(Directions): Every line of the material below that holds the string "icon" should be copied.

(Material provided):

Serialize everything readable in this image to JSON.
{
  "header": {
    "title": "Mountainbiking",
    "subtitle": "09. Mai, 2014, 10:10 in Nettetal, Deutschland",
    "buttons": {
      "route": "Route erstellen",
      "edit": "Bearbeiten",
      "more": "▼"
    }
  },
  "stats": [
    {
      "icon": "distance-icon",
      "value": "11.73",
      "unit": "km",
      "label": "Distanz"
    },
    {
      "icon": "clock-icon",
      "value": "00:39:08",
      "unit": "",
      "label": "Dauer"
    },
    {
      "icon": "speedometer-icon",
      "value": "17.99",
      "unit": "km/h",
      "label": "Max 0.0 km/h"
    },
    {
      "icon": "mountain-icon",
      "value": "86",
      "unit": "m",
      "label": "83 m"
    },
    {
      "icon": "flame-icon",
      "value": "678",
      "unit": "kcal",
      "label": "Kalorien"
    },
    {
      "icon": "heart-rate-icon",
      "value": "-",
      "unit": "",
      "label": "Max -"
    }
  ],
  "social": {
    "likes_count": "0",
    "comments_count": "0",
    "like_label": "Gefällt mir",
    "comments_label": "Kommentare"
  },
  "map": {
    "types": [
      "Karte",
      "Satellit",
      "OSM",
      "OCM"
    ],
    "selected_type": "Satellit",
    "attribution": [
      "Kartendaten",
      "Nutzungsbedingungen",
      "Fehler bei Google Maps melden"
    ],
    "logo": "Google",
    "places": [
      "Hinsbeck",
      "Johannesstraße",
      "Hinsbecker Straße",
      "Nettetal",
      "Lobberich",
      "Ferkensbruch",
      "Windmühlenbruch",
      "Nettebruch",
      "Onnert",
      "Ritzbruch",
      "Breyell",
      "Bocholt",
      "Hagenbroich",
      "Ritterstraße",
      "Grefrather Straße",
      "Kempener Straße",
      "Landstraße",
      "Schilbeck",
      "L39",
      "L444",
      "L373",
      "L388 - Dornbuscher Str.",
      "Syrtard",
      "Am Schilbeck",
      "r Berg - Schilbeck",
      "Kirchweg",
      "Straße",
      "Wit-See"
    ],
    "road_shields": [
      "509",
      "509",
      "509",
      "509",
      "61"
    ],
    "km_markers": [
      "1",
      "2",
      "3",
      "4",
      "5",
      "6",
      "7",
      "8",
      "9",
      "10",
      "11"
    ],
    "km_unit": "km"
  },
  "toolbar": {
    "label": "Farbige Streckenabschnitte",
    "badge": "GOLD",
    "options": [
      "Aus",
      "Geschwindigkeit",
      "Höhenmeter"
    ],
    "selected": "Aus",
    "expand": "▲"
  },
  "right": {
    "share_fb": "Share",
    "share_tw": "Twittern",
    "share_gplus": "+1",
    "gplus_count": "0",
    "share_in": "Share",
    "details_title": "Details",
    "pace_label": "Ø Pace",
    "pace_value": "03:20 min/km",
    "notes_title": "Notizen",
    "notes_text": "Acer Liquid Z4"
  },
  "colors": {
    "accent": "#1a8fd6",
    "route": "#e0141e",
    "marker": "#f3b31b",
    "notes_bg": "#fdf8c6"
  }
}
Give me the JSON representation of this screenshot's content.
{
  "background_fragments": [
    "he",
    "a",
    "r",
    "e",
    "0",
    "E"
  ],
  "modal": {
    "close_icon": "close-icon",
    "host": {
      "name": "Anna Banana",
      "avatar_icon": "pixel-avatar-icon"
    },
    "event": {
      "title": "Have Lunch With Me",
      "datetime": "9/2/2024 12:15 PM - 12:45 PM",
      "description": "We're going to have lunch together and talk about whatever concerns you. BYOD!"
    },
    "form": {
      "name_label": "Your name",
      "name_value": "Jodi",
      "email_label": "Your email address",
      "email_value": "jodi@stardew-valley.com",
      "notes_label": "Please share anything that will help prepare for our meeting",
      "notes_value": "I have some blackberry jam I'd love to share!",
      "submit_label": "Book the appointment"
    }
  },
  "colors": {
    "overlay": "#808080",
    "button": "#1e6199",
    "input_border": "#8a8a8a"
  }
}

(Expected output):
      "icon": "distance-icon",
      "icon": "clock-icon",
      "icon": "speedometer-icon",
      "icon": "mountain-icon",
      "icon": "flame-icon",
      "icon": "heart-rate-icon",
    "close_icon": "close-icon",
      "avatar_icon": "pixel-avatar-icon"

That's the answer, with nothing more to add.